BEGIN

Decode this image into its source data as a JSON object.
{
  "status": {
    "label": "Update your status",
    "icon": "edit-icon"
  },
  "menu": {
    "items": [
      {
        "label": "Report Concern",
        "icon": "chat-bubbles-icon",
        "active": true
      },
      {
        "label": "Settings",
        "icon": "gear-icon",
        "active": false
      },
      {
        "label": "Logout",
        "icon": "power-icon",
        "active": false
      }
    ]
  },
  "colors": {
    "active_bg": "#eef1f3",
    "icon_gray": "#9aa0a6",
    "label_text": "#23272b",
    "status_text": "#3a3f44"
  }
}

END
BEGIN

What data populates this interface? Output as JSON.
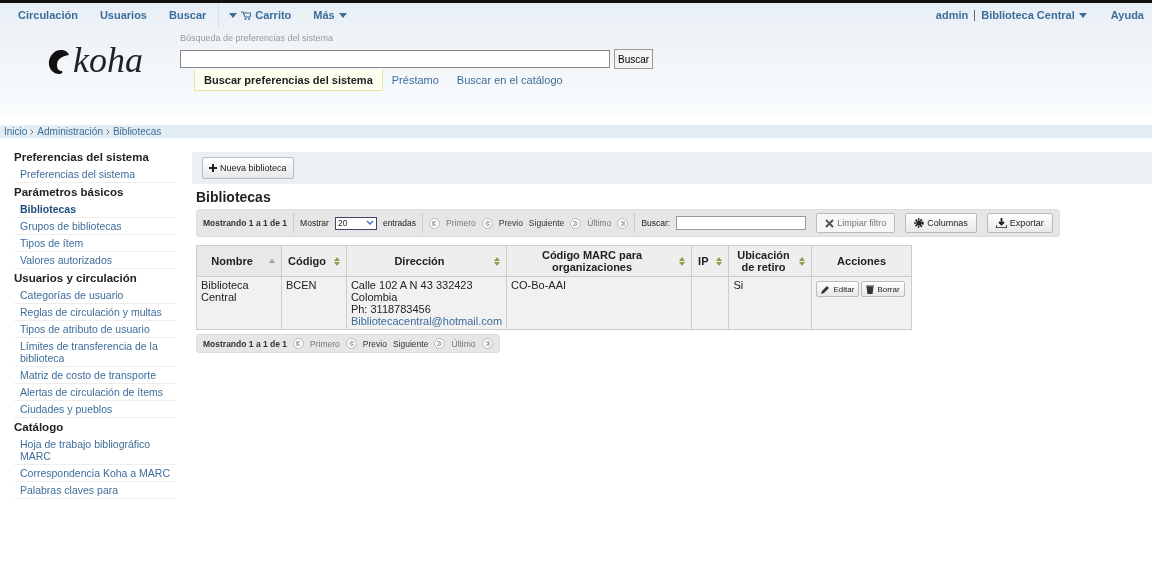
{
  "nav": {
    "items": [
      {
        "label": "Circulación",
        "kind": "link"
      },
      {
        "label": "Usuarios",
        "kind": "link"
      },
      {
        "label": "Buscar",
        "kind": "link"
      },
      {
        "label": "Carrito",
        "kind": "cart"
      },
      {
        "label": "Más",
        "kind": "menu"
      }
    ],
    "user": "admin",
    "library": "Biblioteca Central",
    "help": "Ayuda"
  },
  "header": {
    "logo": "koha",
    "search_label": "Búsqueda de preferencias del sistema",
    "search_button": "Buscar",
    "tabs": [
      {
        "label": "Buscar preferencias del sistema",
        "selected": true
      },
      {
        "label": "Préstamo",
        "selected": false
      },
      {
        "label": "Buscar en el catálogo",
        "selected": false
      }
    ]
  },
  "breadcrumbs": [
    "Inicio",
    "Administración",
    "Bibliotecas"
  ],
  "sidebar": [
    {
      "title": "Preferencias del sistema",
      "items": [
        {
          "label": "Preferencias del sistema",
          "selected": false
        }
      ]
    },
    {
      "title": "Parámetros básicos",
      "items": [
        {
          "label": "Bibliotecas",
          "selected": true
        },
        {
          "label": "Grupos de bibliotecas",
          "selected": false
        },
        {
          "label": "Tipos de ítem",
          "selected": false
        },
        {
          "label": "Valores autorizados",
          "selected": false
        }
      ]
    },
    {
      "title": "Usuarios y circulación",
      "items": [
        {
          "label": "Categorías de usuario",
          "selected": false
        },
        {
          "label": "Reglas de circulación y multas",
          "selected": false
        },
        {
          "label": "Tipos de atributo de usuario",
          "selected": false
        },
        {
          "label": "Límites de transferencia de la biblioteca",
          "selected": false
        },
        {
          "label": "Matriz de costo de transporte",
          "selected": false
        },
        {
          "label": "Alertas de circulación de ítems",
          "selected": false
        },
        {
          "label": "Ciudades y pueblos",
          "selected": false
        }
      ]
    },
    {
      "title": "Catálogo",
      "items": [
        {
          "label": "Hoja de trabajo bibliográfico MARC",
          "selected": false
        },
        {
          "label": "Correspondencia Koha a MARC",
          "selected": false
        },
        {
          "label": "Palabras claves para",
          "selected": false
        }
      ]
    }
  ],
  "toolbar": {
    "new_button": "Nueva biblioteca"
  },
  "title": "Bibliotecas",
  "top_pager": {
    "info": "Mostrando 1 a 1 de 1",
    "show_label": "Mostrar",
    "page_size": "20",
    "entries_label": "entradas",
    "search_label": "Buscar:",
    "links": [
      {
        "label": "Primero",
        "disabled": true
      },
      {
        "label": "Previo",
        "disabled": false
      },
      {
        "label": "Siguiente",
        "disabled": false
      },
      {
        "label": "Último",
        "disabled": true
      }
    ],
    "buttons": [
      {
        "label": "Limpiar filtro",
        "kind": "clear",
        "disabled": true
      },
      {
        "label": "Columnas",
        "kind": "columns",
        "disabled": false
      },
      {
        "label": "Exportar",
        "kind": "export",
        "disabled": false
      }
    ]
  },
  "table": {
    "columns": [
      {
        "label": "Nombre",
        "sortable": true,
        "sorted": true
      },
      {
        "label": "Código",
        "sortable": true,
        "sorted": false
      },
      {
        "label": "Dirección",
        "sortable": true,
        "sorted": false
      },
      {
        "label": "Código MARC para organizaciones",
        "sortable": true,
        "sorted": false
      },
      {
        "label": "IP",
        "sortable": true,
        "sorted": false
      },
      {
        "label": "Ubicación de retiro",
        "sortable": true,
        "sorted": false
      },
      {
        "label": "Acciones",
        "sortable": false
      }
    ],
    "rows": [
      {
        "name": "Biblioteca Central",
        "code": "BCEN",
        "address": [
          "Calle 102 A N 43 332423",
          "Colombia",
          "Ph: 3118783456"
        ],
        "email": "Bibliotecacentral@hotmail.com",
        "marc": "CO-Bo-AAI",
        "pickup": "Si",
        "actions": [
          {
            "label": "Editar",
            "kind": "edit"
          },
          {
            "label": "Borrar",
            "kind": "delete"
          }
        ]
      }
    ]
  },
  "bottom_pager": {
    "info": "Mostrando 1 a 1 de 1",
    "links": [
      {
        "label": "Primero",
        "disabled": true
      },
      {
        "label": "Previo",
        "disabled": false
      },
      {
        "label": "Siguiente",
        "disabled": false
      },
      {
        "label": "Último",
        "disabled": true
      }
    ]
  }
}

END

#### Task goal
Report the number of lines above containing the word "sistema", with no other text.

#### Output of the exercise
4